What to do:
Go through the lines below and tally those containing the string "this". Respond with the number only.

Task inputs:
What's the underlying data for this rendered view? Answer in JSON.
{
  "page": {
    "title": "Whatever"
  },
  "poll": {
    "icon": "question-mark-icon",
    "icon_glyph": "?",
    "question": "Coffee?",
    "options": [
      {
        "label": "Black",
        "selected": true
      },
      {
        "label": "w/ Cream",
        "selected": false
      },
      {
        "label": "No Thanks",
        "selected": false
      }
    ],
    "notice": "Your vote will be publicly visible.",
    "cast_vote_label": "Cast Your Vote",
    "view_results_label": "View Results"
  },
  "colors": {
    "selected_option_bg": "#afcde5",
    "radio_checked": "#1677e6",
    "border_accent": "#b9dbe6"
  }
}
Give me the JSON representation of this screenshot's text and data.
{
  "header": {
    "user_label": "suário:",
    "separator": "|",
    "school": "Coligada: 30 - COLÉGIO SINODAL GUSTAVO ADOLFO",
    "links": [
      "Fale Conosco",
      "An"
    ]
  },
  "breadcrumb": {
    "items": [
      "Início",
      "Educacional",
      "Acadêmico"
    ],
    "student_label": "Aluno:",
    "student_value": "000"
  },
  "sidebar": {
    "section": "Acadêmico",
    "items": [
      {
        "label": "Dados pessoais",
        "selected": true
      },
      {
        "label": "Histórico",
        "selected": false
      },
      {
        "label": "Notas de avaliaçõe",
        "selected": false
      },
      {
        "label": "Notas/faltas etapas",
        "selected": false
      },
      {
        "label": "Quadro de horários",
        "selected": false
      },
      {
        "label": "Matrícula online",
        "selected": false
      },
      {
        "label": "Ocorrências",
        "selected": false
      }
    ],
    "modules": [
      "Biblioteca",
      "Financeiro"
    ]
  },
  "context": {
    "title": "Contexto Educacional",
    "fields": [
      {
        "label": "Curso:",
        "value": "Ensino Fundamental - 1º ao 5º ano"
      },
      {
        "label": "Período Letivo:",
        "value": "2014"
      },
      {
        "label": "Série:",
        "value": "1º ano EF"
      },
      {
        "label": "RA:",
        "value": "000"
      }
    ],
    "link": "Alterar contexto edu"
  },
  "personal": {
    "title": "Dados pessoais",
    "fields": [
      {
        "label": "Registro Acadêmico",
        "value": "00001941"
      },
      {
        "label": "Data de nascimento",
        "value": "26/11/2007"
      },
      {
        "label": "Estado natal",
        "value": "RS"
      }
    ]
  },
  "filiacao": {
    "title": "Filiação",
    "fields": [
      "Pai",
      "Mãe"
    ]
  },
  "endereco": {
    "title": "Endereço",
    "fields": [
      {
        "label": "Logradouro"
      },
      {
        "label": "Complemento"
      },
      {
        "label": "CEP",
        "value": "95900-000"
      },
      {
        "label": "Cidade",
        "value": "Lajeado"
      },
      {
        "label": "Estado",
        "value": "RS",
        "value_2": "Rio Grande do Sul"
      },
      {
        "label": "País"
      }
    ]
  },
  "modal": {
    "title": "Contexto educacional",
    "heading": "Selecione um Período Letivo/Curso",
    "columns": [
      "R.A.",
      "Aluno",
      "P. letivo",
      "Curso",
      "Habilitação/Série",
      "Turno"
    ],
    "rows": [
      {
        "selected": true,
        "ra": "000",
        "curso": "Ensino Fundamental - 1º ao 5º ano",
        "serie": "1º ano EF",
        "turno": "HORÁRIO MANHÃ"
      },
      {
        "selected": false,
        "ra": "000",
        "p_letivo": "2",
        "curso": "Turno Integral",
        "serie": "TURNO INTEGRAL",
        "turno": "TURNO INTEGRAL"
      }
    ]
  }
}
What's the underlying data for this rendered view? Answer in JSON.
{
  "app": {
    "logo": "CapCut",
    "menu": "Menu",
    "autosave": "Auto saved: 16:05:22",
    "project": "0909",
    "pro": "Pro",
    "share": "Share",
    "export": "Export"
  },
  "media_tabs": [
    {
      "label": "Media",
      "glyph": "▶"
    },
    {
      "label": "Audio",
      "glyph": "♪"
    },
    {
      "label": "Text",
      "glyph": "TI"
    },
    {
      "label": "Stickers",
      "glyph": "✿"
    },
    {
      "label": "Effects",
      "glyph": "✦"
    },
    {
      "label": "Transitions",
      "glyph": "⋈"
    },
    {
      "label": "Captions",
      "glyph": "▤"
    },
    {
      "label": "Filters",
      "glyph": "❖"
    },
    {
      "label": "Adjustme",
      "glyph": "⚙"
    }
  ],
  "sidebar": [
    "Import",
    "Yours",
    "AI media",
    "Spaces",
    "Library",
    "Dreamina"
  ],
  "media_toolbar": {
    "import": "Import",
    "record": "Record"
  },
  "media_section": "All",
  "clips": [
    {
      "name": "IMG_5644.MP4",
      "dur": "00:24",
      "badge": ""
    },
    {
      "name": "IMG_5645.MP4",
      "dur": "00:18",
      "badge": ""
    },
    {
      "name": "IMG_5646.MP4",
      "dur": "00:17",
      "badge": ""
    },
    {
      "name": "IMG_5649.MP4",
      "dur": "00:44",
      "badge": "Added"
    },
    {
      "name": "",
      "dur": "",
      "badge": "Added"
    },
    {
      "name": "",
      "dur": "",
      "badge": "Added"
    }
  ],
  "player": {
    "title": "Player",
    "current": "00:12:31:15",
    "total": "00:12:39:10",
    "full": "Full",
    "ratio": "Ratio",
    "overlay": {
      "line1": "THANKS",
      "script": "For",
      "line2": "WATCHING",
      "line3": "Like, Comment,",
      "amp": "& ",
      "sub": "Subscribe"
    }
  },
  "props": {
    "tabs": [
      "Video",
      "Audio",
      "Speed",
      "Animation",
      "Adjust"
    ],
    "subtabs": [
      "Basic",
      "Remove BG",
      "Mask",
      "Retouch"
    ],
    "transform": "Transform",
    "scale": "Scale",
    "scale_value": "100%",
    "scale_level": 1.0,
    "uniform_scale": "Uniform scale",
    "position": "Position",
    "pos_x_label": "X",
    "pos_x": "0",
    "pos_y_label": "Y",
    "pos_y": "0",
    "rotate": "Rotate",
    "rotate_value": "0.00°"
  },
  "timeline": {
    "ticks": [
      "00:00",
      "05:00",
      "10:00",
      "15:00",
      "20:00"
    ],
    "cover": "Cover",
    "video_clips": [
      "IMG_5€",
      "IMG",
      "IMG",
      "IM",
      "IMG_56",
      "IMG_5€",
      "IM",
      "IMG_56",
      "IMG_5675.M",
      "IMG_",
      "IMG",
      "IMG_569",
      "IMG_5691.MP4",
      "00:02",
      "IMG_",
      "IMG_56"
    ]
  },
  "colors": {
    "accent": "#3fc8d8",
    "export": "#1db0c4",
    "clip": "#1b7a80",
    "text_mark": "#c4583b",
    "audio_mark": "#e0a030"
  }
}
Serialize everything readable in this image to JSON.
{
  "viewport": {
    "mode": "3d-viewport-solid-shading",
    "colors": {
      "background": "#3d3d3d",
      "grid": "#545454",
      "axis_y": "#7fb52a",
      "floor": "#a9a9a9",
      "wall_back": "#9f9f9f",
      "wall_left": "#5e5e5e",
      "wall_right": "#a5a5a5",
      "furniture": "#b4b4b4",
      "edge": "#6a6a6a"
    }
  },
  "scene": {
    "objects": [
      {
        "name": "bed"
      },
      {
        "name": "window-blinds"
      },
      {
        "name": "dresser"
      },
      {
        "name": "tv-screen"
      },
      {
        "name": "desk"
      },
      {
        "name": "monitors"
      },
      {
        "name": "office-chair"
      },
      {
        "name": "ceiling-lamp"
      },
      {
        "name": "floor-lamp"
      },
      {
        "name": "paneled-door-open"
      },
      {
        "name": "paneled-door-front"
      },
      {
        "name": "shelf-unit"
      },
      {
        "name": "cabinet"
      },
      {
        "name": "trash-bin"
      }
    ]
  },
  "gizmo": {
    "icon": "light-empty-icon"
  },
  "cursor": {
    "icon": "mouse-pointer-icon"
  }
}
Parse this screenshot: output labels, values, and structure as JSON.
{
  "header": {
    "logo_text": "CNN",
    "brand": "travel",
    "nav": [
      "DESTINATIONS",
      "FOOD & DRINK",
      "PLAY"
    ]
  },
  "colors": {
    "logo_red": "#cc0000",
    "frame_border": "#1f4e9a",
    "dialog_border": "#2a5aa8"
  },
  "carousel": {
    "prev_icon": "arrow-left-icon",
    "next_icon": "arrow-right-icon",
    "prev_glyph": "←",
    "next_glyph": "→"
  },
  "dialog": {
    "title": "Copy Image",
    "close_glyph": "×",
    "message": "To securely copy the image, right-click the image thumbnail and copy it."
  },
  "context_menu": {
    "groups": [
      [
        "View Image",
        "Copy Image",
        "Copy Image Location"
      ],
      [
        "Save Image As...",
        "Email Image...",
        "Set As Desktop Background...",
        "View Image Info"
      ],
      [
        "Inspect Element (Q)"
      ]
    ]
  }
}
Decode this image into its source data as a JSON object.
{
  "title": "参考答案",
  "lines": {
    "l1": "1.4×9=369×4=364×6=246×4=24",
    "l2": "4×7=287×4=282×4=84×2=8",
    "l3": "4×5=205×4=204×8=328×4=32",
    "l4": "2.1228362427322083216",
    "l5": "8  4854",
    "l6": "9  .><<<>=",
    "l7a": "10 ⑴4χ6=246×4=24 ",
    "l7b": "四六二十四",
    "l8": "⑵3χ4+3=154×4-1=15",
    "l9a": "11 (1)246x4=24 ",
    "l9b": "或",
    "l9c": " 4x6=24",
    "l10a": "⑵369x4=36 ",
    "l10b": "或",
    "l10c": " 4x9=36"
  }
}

Your response:
6